If you know anything about my life, you know that my husband Patrick qualifies for sainthood. But I’m a little worried he is slipping in a few areas. Areas that could affect our marriage. And not in a good way.
He’s started to fabricate stories. Last week he said we were both in our cars ready to leave for work and after I left he had to go back in the house, turn off all the lights and shut my garage door. He then began a ranty sort of discourse about me rolling out the red carpet for burglars and vagabonds.
There are several discrepancies in his tall tale.
I know for a fact that not ‘all the lights’ were on. When we get ready for work we only have lights on in the bedroom, two bathrooms, kitchen, office, living room, and dining room.
He didn’t take any photos of these alleged burning bulbs or the gaping garage door. There is no jury that could convict me on the basis of these lame accusations. I should know. I was on jury duty last summer.

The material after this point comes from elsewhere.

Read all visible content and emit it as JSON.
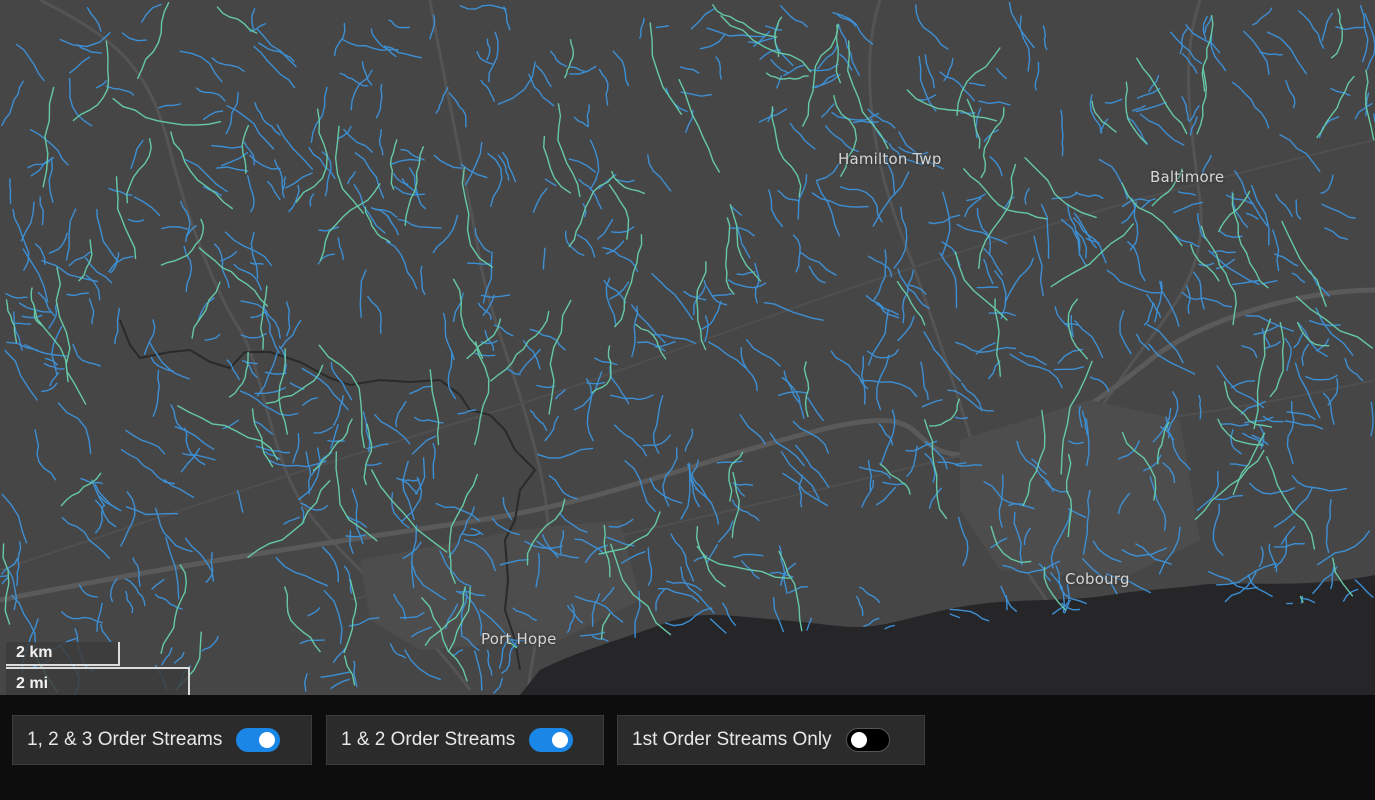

He’s lost his sense of humor. Last week I burst into the house at the end of my workday exclaiming, “Wait until you hear the funny thing that happened today!”
He raised an eyebrow. “Go on,” he intoned.

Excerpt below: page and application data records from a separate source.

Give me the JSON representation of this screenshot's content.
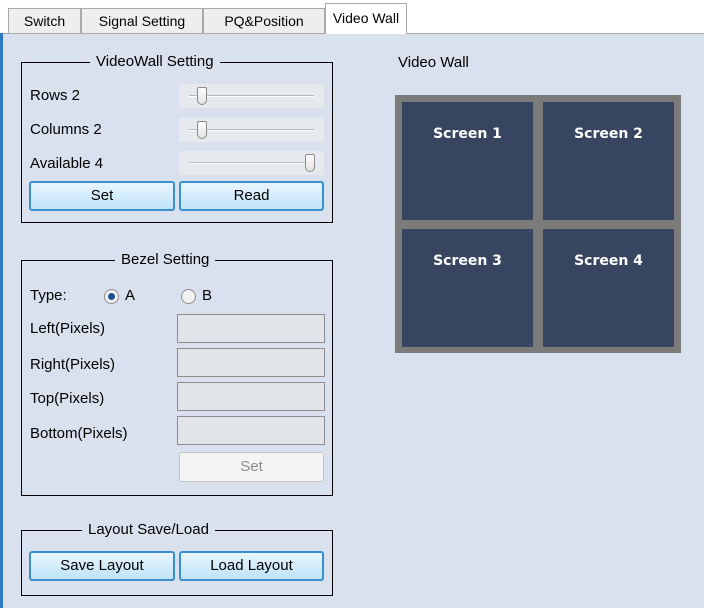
{
  "tabs": [
    {
      "label": "Switch",
      "active": false
    },
    {
      "label": "Signal Setting",
      "active": false
    },
    {
      "label": "PQ&Position",
      "active": false
    },
    {
      "label": "Video Wall",
      "active": true
    }
  ],
  "videowall_setting": {
    "title": "VideoWall Setting",
    "rows_label": "Rows 2",
    "rows_value": 2,
    "columns_label": "Columns 2",
    "columns_value": 2,
    "available_label": "Available 4",
    "available_value": 4,
    "set_label": "Set",
    "read_label": "Read"
  },
  "bezel_setting": {
    "title": "Bezel Setting",
    "type_label": "Type:",
    "option_a": "A",
    "option_b": "B",
    "selected": "A",
    "left_label": "Left(Pixels)",
    "right_label": "Right(Pixels)",
    "top_label": "Top(Pixels)",
    "bottom_label": "Bottom(Pixels)",
    "left_value": "",
    "right_value": "",
    "top_value": "",
    "bottom_value": "",
    "set_label": "Set"
  },
  "layout_save_load": {
    "title": "Layout Save/Load",
    "save_label": "Save Layout",
    "load_label": "Load Layout"
  },
  "video_wall": {
    "title": "Video Wall",
    "screens": [
      "Screen 1",
      "Screen 2",
      "Screen 3",
      "Screen 4"
    ]
  },
  "colors": {
    "background": "#d9e1ee",
    "screen": "#374560",
    "wall_frame": "#7b7b7b",
    "button_border": "#3a8fd1",
    "accent_edge": "#2f78c4"
  }
}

“I broke with routine and decided to go out to lunch with Lindsey and Brandi. As I was standing in line waiting to order I realized what I wanted wasn’t available. Not as an individual item or a value meal. I clutched Lindsey’s arm and said, ‘When did they take Whoppers off the menu? Isn’t that a staple?’ She said, ‘You do know we are at Wendy’s, right?’
His silence was deafening.
I chattered, “Isn’t that funny? I was in Wendy’s trying to order a Burger King menu item, get it? It’s funny, right? WHY AREN’T YOU LAUGHING?”
He’s decided to speak his mind. Patrick reminded me to take my computer to work as I was donning my LL Bean coat to dash out the door. Sometime between zipping my coat and fumbling for keys, I forgot the computer. And I was naïve enough to admit it that evening.
Instead of keeping his thoughts to himself he blurted, “You forgot your computer? Even when I reminded you as you were leaving? How could you do that?”
I had an excellent retort, “I have a lot on my mind.”
Apparently he didn’t recognize the lifeline I had thrown him, because instead of saying, “Of course, darling, I understand,” he hurled this frigid response, “So do I.”
He’s taken control of the money. A few months ago when his work was part-time, I relinquished bill paying and checkbook balancing to him. I must say he has done a stellar job but he’s a bit tight with the control. He hides the checkbook and questions every purchase I make with my credit card.
He knew I had a hair appointment and asked if I needed a check to which I replied, “I think I have cash so I should be okay.”
He was relentless.
“Can you check your wallet to see if you have enough cash?”
“I’m writing, can it wait?”
“No, I need to know now.”
“Okay, I’ll look. Yes, I have cash. But if I use it I’ll be broke. But I can get more at the ATM in that creepy little ‘store-that’s-frequently-robbed.’
“So do you need a check?”
“Yes, I need a check.”
He may me take for a fool, but I’ve learned my lesson. I’m not going to tell him I left the check on my desk.
I do have hope his game-changing behavior does not signify ‘game over.’ He’s been secretive lately, and I think he’s planning something special for me. By the looks of the brochures that have been arriving in the mail, it might be a new home.
In what ways has your spouse or partner changed the rules of behavior in your relationship? How did you cope?